South China Sea Dispute
Buela, Mark Angelo Tan Professor: Catherine Telan I.S. 1213 July 15, 2013
DISPUTES IN THE SOUTH CHINA SEA

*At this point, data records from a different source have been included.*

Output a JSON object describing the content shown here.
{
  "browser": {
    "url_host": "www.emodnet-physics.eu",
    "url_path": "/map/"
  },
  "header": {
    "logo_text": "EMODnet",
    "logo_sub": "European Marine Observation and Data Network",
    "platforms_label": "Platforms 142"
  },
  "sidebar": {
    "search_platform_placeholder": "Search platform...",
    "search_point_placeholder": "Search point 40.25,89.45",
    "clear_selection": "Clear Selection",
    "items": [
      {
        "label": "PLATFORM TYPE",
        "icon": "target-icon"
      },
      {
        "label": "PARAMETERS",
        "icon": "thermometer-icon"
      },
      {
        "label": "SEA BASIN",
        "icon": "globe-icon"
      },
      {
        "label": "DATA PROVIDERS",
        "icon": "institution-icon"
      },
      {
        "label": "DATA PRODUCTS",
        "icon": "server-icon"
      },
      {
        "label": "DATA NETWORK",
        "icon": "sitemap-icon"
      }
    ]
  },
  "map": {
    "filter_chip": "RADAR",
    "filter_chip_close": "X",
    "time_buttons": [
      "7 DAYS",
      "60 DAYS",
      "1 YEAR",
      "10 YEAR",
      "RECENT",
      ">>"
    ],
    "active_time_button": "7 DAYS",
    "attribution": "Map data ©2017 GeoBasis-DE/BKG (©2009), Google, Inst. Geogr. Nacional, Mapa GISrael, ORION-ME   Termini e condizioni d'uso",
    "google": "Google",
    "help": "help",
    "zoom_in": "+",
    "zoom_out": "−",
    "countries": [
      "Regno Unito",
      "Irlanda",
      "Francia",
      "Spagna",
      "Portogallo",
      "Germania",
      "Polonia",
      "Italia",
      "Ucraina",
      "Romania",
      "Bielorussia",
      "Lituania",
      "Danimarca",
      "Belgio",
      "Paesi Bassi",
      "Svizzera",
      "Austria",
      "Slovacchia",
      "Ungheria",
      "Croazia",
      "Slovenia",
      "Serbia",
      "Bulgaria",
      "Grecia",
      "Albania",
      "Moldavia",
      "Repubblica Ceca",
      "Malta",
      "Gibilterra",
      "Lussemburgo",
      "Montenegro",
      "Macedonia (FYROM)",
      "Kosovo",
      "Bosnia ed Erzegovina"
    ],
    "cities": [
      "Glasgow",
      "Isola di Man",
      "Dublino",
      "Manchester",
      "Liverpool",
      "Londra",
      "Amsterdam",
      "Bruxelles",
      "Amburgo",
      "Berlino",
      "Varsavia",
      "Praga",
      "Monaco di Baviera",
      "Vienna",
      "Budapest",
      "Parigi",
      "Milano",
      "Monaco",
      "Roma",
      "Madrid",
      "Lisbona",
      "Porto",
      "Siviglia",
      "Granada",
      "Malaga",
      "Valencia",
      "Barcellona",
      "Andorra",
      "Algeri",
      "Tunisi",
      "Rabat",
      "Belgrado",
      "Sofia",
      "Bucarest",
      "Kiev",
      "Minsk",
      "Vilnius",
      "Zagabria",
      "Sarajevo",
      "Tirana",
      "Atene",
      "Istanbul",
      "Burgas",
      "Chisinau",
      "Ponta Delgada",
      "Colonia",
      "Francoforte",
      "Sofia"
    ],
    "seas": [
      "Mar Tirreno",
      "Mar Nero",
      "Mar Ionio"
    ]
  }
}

Rival countries have wrangled over territory in the South China Sea for centuries - but a recent upsurge in tension has sparked concern that the area is becoming a flashpoint with global consequences. It is a dispute over territory and sovereignty over ocean areas and the Paracels and the Spratlys - two island chains claimed in whole or in part by a number of countries. Alongside the fully fledged islands, there are dozens of uninhabited rocky outcrops, atolls, sandbanks and reefs, such as the Scarborough Shoal. The territorial disputes in the South China Sea mainly involve seven sovereign states: China, Taiwan, Vietnam, the Philippines, Brunei, Malaysia and Indonesia. The main contentious areas are the islands of Spratlys and Paracels, and also continental reefs and sandbanks such as the Scarborough Shoal. Apart from the issue of sovereignty, another important cause of the dispute is that these islands and their exclusive economic zones, as defined by the United Nations Convention on the Law of the Sea (UNCLOS) 1, have significant energy resources in the form of vast oil and natural gas reserves. The region also serves as a strategic zone for maritime trade and surveillance. The most aggressive states in claiming sovereignty over these disputed areas have been China, Vietnam and the Philippines. China has claimed the largest portion of the area, including all the parts of the sea within the so called ‘nine-dashed line’2. It bases this on “historical rights” to the Spratlys and the Paracels. Taiwan makes similar claims. Vietnam refuses to acknowledge this, saying that both islands fall completely within its territory, whereas the Philippines invoke its geographical proximity to the Spratlys as the main basis of its claim. The growing assertiveness of these countries in their claims and the nationalist sentiment attached to the issue pose a significant threat to the stability of the region. There have been major military conflicts over the territories in the South China Sea in the last 50 years3. The recent past has seen many incidents between the maritime forces of these nations. There have been tense standoffs, the most recent being the ones between China and the Philippines at the Scarborough Shoal in April 2012 and at the Reed Bank in February 20114. The past year has seen all the claimants upping their rhetoric and becoming more aggressive in their claims. The Philippines and Vietnam have accused China of building up its military presence in the disputed areas, and increasing its naval exercises in the disputed waters. In November 2012, the Secretary-General of the Association of South East Asian Nations (ASEAN), Surin Pitsuwan, said that China’s plan to board ships in disputed areas was a “serious turn of events” and warned that this could escalate tensions in the region5. Nationalism in the involved states has been at the core of the matter. In China, history textbooks include maps showing the South China Sea as its territory. Also, the “victories” in 1974 and 1988 military conflicts over the Vietnamese have led to a growing nationalist sentiment. On its part, Beijing has, not infrequently, tended to use nationalism to defend its foreign policies. As for the others, recent incidents in the South China Sea have sparked fierce anti-China protests on the streets of Ho Chi Minh City and Manila6. Another factor that has caused diplomatic rows between China and other nations has been the vagueness of China’s claim. Beijing has not yet made a legal claim in regard to the nine-dashed line...